| DIRECTIONS FOR THIS TASK |
Output the listing below verbatim.

| DATA |
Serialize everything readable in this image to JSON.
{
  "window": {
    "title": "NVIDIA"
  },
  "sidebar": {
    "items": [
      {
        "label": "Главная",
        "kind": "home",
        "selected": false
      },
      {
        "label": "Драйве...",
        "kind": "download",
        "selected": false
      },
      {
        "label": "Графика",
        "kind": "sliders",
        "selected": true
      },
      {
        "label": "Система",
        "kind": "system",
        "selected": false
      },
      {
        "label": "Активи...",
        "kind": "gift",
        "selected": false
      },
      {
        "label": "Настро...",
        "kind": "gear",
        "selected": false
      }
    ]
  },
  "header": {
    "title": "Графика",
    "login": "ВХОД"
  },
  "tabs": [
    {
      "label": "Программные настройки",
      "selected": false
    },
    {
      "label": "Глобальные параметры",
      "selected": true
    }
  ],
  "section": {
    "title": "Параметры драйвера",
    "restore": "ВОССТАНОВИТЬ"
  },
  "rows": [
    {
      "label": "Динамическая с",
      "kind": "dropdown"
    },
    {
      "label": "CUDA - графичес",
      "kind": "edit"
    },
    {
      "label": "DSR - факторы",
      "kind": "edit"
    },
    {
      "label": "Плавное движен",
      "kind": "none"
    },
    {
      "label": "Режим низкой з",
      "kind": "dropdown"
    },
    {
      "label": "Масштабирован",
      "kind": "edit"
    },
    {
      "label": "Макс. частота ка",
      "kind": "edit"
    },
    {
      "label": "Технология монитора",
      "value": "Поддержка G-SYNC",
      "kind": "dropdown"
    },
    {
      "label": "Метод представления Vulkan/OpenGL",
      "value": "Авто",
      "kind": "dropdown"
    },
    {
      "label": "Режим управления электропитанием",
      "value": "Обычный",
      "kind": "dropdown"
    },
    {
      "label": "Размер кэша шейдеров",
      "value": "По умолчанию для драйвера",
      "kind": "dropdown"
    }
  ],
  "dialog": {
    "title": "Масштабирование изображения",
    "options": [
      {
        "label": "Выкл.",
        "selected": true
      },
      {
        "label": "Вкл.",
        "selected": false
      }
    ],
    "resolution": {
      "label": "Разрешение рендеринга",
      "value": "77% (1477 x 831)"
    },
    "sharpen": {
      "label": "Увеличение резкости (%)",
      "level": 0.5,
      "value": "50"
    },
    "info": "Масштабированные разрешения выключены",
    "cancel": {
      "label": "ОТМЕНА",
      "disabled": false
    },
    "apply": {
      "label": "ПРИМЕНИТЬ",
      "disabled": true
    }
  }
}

| ANSWER SPACE |
Serialize everything readable in this image to JSON.
{
  "window": {
    "title": "NVIDIA"
  },
  "sidebar": {
    "items": [
      {
        "label": "Главная",
        "kind": "home",
        "selected": false
      },
      {
        "label": "Драйве...",
        "kind": "download",
        "selected": false
      },
      {
        "label": "Графика",
        "kind": "sliders",
        "selected": true
      },
      {
        "label": "Система",
        "kind": "system",
        "selected": false
      },
      {
        "label": "Активи...",
        "kind": "gift",
        "selected": false
      },
      {
        "label": "Настро...",
        "kind": "gear",
        "selected": false
      }
    ]
  },
  "header": {
    "title": "Графика",
    "login": "ВХОД"
  },
  "tabs": [
    {
      "label": "Программные настройки",
      "selected": false
    },
    {
      "label": "Глобальные параметры",
      "selected": true
    }
  ],
  "section": {
    "title": "Параметры драйвера",
    "restore": "ВОССТАНОВИТЬ"
  },
  "rows": [
    {
      "label": "Динамическая с",
      "kind": "dropdown"
    },
    {
      "label": "CUDA - графичес",
      "kind": "edit"
    },
    {
      "label": "DSR - факторы",
      "kind": "edit"
    },
    {
      "label": "Плавное движен",
      "kind": "none"
    },
    {
      "label": "Режим низкой з",
      "kind": "dropdown"
    },
    {
      "label": "Масштабирован",
      "kind": "edit"
    },
    {
      "label": "Макс. частота ка",
      "kind": "edit"
    },
    {
      "label": "Технология монитора",
      "value": "Поддержка G-SYNC",
      "kind": "dropdown"
    },
    {
      "label": "Метод представления Vulkan/OpenGL",
      "value": "Авто",
      "kind": "dropdown"
    },
    {
      "label": "Режим управления электропитанием",
      "value": "Обычный",
      "kind": "dropdown"
    },
    {
      "label": "Размер кэша шейдеров",
      "value": "По умолчанию для драйвера",
      "kind": "dropdown"
    }
  ],
  "dialog": {
    "title": "Масштабирование изображения",
    "options": [
      {
        "label": "Выкл.",
        "selected": true
      },
      {
        "label": "Вкл.",
        "selected": false
      }
    ],
    "resolution": {
      "label": "Разрешение рендеринга",
      "value": "77% (1477 x 831)"
    },
    "sharpen": {
      "label": "Увеличение резкости (%)",
      "level": 0.5,
      "value": "50"
    },
    "info": "Масштабированные разрешения выключены",
    "cancel": {
      "label": "ОТМЕНА",
      "disabled": false
    },
    "apply": {
      "label": "ПРИМЕНИТЬ",
      "disabled": true
    }
  }
}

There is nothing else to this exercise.